**Your objective:**
Show each line from the records below in which the word "JSON" occurs.

>>>

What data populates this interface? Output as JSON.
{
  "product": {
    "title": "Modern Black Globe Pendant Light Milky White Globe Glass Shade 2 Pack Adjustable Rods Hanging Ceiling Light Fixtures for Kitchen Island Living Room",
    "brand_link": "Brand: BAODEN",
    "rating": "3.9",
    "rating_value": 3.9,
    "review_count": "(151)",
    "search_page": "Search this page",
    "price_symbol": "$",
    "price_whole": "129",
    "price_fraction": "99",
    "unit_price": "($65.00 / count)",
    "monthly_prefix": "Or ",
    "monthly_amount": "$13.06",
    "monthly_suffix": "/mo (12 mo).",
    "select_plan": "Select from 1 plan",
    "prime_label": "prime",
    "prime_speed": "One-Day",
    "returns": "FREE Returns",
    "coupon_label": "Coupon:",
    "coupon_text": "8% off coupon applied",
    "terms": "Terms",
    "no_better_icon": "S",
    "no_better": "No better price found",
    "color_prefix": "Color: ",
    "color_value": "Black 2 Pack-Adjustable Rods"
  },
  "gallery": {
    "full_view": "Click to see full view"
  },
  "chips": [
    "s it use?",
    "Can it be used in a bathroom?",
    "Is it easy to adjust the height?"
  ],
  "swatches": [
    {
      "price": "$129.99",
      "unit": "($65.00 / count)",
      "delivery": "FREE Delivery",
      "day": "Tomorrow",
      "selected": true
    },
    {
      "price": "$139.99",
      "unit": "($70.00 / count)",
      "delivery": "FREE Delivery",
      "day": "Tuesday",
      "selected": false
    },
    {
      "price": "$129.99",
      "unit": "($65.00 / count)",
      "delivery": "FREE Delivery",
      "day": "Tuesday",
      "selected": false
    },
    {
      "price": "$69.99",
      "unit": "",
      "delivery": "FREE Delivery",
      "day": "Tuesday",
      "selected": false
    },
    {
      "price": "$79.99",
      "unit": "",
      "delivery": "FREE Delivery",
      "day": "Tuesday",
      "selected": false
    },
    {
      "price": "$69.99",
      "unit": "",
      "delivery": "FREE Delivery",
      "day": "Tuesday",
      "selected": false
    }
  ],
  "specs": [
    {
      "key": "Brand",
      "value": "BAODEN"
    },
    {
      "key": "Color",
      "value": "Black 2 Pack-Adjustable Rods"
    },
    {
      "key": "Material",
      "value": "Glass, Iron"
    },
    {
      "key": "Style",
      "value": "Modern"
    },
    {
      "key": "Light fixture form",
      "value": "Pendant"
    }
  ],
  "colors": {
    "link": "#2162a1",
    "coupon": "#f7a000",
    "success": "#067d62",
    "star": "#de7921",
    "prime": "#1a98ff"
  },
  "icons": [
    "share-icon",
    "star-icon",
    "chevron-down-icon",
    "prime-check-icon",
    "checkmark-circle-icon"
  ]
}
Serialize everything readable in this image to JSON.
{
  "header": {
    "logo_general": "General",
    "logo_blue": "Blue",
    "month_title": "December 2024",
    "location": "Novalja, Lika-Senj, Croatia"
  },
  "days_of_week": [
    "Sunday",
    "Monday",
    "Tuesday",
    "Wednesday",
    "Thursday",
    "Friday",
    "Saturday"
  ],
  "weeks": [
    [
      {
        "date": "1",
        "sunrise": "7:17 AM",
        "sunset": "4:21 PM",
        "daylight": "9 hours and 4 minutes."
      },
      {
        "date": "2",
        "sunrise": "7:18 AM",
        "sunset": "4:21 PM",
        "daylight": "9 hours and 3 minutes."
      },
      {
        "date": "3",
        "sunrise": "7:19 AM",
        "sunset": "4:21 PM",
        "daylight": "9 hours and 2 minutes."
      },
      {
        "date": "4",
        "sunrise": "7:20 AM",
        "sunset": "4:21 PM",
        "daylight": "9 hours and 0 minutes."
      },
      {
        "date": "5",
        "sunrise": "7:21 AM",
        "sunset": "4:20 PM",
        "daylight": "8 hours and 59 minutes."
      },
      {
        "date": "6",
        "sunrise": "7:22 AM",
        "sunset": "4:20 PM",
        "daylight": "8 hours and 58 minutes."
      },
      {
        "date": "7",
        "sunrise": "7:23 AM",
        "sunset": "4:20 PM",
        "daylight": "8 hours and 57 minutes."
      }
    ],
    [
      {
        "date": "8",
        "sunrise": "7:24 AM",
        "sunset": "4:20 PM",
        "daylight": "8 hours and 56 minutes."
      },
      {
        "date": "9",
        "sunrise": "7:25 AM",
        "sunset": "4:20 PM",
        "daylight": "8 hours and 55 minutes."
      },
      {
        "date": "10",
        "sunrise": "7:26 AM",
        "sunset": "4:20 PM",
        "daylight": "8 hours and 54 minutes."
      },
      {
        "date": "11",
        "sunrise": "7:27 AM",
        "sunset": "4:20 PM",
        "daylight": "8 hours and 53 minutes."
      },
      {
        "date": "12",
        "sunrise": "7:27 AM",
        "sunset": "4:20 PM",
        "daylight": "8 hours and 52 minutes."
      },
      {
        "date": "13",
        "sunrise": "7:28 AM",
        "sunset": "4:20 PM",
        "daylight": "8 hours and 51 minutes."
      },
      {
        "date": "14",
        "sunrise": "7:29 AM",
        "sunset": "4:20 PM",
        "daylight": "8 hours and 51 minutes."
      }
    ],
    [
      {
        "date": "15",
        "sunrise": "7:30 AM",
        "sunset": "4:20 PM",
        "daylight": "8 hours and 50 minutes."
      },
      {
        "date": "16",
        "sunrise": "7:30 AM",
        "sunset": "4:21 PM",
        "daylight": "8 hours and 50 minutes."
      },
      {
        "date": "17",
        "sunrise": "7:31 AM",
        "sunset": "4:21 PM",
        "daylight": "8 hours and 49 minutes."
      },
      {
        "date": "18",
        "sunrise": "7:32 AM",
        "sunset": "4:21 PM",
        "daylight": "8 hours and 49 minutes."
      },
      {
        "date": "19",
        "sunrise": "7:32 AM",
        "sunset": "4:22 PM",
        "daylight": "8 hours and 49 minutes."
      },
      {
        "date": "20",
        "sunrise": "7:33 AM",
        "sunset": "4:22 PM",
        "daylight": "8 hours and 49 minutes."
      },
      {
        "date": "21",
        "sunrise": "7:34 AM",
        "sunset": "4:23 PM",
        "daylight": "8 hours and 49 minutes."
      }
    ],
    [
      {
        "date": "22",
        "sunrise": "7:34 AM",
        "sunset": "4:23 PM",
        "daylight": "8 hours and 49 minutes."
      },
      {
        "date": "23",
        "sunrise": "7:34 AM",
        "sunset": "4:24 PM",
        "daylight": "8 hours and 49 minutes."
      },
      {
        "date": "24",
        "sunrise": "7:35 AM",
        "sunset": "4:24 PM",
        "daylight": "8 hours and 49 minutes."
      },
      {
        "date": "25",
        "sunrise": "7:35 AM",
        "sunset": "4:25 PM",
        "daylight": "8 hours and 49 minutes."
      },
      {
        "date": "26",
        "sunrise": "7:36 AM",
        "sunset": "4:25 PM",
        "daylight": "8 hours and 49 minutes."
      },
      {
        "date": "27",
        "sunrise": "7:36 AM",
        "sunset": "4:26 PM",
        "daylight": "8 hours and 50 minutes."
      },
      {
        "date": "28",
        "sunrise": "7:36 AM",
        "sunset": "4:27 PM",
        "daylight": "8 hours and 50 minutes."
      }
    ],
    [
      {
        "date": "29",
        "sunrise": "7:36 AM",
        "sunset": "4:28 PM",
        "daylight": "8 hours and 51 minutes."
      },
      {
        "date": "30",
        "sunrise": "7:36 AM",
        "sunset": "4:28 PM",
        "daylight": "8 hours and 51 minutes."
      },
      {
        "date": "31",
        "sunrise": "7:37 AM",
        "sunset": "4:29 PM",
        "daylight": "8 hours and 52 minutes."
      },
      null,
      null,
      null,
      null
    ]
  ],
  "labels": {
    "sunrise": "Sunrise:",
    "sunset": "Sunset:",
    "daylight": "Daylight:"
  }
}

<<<

**Your response:**
What data populates this interface? Output as JSON.
Serialize everything readable in this image to JSON.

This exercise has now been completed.